The hatred that I have toward Microsoft is a screaming inferno that wells from the core of my body and projects outward through the cosmos. The heat of this burning anger is not decreased when I am faced with a proprietary Microsoft format that uses the company’s illegal software monopoly to lock out all competition. In this case, I found myself in a position where I had to convert Outlook’s
.msg files into something that the rest of the world can read.
After a little googling, I found that if one had the emails in Outlook on a Windows machine, then Thunderbird could import them directly. So I figured all I had to do was load the
.msg files into Outlook, use Thunderbird to import them, then get them into
mbox format. Using Outlook Express 6, there seemed to be no way to load them into Microsoft’s little virus vector. Double-clicking one of the
.msg files would open it for viewing, and it appeared that one could subsequently save the message to an Outlook folder, but I could not find a way to do it en masse. I also had a password-protected
.pst file, but I managed to get nowhere with that.
At this point I was fuming. I thought Microsoft’s products were supposed to all work wonderfully with each other. Did I need to pay $500 dollars or whatever for a non-”Express” version of Outlook which contained the needed funtionality? The intuitively obvious
File -> Import did not allow one to select files… did I miss some option hidden away in Microsoft’s idiot-proof, user-friendly software?
I asked a friend for help. Claiming that his “google-fu” was superior to my own, he quickly proved the point by finding a perl program called msgconvert.pl written by Matijs van Zuijlen. Once I installed the program’s dependent modules, I was converting
.msg files left and right. Running the conversion, I got lots of warning messages like:
This MSG file contains Unicode fields. This is currently unsupported.
Unknown property 10F3
foo_email.msg must be an OLE file at ../msgconvert.pl line 732.
Despite these messages, I was able to create an
mbox file that appeared to be valid. I managed to load the file into Thunderbird using the technique described here. Basically, Thunderbird does not explicitly have a way to import
mbox files, but simply closing Thunderbird, dropping an
mbox file into your “Local Folders” folder, and starting Thunderbird will give you what you want.

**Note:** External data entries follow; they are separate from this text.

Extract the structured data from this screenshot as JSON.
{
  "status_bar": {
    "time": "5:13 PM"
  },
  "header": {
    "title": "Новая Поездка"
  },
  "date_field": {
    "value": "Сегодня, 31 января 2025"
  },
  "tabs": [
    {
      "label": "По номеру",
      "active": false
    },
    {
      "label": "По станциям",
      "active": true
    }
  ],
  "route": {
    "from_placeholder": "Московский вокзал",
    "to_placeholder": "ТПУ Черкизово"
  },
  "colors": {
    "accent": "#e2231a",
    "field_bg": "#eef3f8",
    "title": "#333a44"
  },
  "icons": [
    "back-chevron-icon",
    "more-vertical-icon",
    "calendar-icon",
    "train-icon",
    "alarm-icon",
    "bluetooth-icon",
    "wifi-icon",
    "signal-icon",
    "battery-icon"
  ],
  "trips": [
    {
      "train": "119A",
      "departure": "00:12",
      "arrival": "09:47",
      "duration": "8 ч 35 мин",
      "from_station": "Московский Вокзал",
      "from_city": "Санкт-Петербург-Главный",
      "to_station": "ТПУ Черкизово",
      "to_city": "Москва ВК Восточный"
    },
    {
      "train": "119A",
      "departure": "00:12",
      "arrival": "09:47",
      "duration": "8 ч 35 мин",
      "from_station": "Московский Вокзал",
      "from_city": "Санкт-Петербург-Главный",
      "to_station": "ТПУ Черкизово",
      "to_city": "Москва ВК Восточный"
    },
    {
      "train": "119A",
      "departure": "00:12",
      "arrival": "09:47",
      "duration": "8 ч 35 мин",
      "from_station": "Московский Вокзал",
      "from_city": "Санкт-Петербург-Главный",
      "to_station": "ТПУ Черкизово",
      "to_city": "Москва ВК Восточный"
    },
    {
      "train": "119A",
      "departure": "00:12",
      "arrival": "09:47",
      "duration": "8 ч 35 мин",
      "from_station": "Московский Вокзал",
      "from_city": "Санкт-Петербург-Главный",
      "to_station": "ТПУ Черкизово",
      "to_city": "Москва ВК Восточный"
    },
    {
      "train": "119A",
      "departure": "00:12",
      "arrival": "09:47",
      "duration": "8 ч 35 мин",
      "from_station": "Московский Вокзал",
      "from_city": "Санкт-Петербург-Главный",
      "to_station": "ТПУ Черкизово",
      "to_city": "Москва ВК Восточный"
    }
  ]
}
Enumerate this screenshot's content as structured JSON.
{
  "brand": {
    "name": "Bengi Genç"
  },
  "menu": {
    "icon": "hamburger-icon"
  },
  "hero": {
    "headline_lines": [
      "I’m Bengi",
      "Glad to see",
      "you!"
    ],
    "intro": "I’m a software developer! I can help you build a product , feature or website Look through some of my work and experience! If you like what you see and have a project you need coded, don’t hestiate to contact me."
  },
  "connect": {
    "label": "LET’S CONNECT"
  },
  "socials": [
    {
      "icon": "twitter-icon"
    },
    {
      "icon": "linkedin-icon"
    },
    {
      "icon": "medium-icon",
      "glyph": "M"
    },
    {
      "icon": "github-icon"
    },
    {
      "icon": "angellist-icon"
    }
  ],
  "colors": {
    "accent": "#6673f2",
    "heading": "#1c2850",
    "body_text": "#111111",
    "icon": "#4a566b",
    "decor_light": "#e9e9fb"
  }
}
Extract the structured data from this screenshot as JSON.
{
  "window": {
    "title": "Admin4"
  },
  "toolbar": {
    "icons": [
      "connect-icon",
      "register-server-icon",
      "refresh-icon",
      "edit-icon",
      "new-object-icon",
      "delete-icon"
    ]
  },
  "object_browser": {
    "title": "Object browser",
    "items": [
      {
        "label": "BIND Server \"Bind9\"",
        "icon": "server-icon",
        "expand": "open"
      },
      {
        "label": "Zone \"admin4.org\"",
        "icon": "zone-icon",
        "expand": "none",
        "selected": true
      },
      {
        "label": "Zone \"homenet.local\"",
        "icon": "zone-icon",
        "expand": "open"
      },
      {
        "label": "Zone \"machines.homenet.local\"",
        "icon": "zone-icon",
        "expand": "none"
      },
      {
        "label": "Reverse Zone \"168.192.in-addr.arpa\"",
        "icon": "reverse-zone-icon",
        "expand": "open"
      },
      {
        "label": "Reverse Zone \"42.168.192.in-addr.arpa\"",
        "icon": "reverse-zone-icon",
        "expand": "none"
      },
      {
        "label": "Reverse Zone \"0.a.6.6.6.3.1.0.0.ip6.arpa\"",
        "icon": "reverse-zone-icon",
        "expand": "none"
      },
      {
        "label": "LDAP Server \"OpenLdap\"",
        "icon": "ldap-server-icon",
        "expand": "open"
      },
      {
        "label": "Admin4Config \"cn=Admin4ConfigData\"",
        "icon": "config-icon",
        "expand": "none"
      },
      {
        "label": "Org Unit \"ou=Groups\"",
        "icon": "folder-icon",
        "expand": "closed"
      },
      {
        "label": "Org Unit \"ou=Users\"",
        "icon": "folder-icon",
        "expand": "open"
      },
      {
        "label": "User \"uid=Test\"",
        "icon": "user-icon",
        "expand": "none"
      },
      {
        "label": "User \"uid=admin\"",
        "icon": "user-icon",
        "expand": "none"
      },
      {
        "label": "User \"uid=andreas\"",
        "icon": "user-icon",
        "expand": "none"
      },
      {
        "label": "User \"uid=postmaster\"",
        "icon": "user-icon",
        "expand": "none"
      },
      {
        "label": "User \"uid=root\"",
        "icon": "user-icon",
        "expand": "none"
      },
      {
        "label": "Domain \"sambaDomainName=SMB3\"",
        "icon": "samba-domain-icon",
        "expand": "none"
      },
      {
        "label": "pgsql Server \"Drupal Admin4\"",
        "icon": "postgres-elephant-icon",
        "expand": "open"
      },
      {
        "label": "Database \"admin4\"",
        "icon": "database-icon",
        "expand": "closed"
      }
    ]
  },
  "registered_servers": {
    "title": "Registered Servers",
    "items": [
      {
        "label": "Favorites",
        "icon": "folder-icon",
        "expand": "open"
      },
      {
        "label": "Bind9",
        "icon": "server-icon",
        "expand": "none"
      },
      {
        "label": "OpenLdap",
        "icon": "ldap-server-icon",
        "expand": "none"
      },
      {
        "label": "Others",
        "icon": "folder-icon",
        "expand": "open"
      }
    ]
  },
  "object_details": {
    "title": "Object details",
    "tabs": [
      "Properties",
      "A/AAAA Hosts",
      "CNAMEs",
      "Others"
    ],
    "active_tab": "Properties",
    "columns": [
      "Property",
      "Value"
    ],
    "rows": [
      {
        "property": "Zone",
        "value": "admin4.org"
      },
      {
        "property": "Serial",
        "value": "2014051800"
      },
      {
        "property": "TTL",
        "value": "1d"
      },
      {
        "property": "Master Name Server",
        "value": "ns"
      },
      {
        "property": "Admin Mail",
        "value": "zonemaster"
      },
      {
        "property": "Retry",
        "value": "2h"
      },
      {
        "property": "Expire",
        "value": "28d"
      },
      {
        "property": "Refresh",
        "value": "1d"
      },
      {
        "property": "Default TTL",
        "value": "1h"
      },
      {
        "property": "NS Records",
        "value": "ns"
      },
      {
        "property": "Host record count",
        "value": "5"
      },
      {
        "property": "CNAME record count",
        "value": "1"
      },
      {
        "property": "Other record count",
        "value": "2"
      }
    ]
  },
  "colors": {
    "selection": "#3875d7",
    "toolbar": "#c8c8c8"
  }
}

Viewing the emails, I found they looked pretty good – formatting was a bit weird in places, but everything else seemed fine, including attachments.
So in the end, Microsoft can take all their
.msg files, crush them up into a nice big wad, and cram it.